◆ What to do
Go through the entries below and collect each line with the string "Custom" in it.

◆ Record set

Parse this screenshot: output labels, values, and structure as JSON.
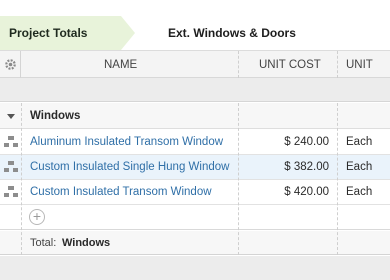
{
  "breadcrumb": {
    "items": [
      {
        "label": "Project Totals"
      },
      {
        "label": "Ext. Windows & Doors"
      }
    ]
  },
  "table": {
    "headers": {
      "name": "NAME",
      "unit_cost": "UNIT COST",
      "unit": "UNIT"
    },
    "group": {
      "label": "Windows"
    },
    "rows": [
      {
        "name": "Aluminum Insulated Transom Window",
        "unit_cost": "$ 240.00",
        "unit": "Each",
        "selected": false
      },
      {
        "name": "Custom Insulated Single Hung Window",
        "unit_cost": "$ 382.00",
        "unit": "Each",
        "selected": true
      },
      {
        "name": "Custom Insulated Transom Window",
        "unit_cost": "$ 420.00",
        "unit": "Each",
        "selected": false
      }
    ],
    "add_symbol": "+",
    "total": {
      "prefix": "Total:",
      "label": "Windows"
    }
  },
  "colors": {
    "breadcrumb_active": "#e8f3da",
    "link": "#2f6fa7",
    "selected_row": "#eaf3fb"
  }
}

◆ Written reply
        "name": "Custom Insulated Single Hung Window",
        "name": "Custom Insulated Transom Window",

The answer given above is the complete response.